According to Guinard, Kharaba’s family believe the charges are fabricated and consider him to be a victim of complicity between the authorities and the university dean he clashed with. The absence of tangible measures to fight corruption in Egypt has made the situation worse.
Kharaba protested against the arrest. He was re-tried by the prosecutor, under new charges and without the presence of his lawyer. He was taken to the Al-Hadra prison, where he remains detained to date without trial, said Guinard.
Under Egyptian law and the charges against him, the detention could be renewed indefinitely.
“Every 45 days, he faces a trial that renews his imprisonment for 45 more days... no judges... no real trial. As the new constitution sets no limit for this detention, he can get 45-day renewals with no trial,” AbdelHamid told University World News.
Kharaba is allowed one hour-long visit a week – which is an improvement on the 10-minute weekly visit he used to be accorded.
AbdelHamid informed AFD International and Alkarama of his father’s detention in an effort to secure justice. In October last year Alkarama and AFD International wrote to the United Nations Working Group on Arbitrary Detention, or WGAD, to alert them to Kharaba’s case.
Guinard said that while WGAD, which is a special procedure of the United Nations, has confirmed receipt of Alkarama’s appeal, UN experts would only issue a decision during the working group’s regular sessions, the next one being in April 2015.
Given the number of communications received by WGAD between each session, it is uncertain whether there will be an opinion on Kharaba's case in April or in July during the following sitting.
“We hope the group will denounce the arbitrary detention of Kharaba and call upon the Egyptian authorities to release him immediately,” said Guinard.
He added that Egyptian authorities should stop using legal and judicial processes to muzzle opponents and citizens calling for reforms and, to this end, should ensure independence of the judiciary.
Persecution of academics and students
There are no official figures for the number of academics arrested since the beginning of the revolution in 2011, said Guinard.
“What is known is that since July 2013 and the ousting of Mohamed Morsi by the army, hundreds if not thousands of students have been arrested during peaceful demonstrations on campuses.”
Guinard said that some academics had been released but many were still imprisoned without being charged.
“Students remain one of the strongest adversaries of the military-backed government and are the victims of violent repression by the authorities, who regularly violate their rights to freedom of speech and freedom of peaceful assembly,” he claimed.
Furthermore, many academics who allegedly support the Muslim Brotherhood had been removed from universities.
AbdelHamid, Kharaba’s son, said more than 215 academics were currently in detention in Egypt – but University World News could not verify the figure.
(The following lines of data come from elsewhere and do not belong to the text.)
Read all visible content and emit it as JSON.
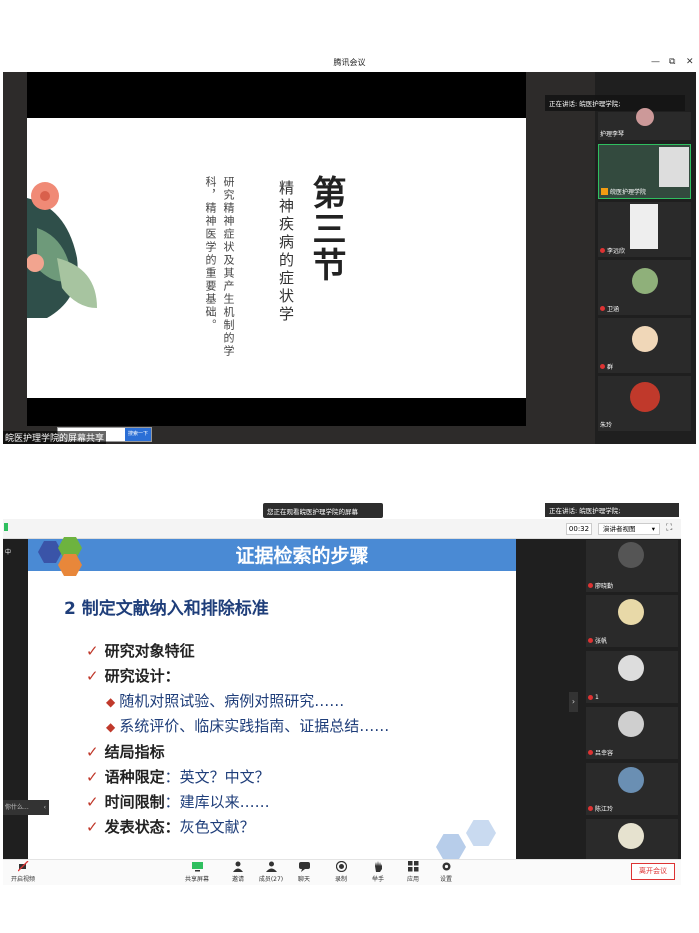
{
  "top_window": {
    "title": "腾讯会议",
    "window_controls": [
      "—",
      "⧉",
      "✕"
    ],
    "share_label": "皖医护理学院的屏幕共享",
    "mini_search_button": "搜索一下",
    "speaking": "正在讲话: 皖医护理学院;",
    "slide": {
      "chapter": "第三节",
      "title": "精神疾病的症状学",
      "description": "研究精神症状及其产生机制的学科，精神医学的重要基础。"
    },
    "participants": [
      {
        "name": "护理李琴"
      },
      {
        "name": "皖医护理学院"
      },
      {
        "name": "李远欣"
      },
      {
        "name": "卫涵"
      },
      {
        "name": "群"
      },
      {
        "name": "朱玲"
      }
    ]
  },
  "bottom_window": {
    "viewing_banner": "您正在观看皖医护理学院的屏幕",
    "speaking": "正在讲话: 皖医护理学院;",
    "timer": "00:32",
    "view_mode": "演讲者视图",
    "left_label": "中",
    "left_toast": "你什么...",
    "slide": {
      "header": "证据检索的步骤",
      "subtitle": "2 制定文献纳入和排除标准",
      "bullets": {
        "b1": "研究对象特征",
        "b2": "研究设计：",
        "b2a": "随机对照试验、病例对照研究……",
        "b2b": "系统评价、临床实践指南、证据总结……",
        "b3": "结局指标",
        "b4_label": "语种限定",
        "b4_value": "：英文？中文？",
        "b5_label": "时间限制",
        "b5_value": "：建库以来……",
        "b6_label": "发表状态：",
        "b6_value": "灰色文献？"
      }
    },
    "participants": [
      {
        "name": "廖晓勤"
      },
      {
        "name": "张帆"
      },
      {
        "name": "1"
      },
      {
        "name": "吕幸容"
      },
      {
        "name": "陈江玲"
      },
      {
        "name": ""
      }
    ],
    "toolbar": {
      "video": "开启视频",
      "share": "共享屏幕",
      "invite": "邀请",
      "members": "成员(27)",
      "chat": "聊天",
      "record": "录制",
      "raise_hand": "举手",
      "apps": "应用",
      "settings": "设置",
      "leave": "离开会议"
    },
    "colors": {
      "header_blue": "#4a8ad4",
      "check_red": "#c0392b",
      "leave_red": "#dd3333"
    }
  }
}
As the struggle to rescue those in detention continues, Guinard said all arbitrarily detained academics in Egypt should have their right to a fair trial respected and be released if the charges against them are fabricated.
The Egyptian authorities should guarantee the right to freedom of expression and to peaceful reunion, and stop harassing academics and students because of their political opposition, he said.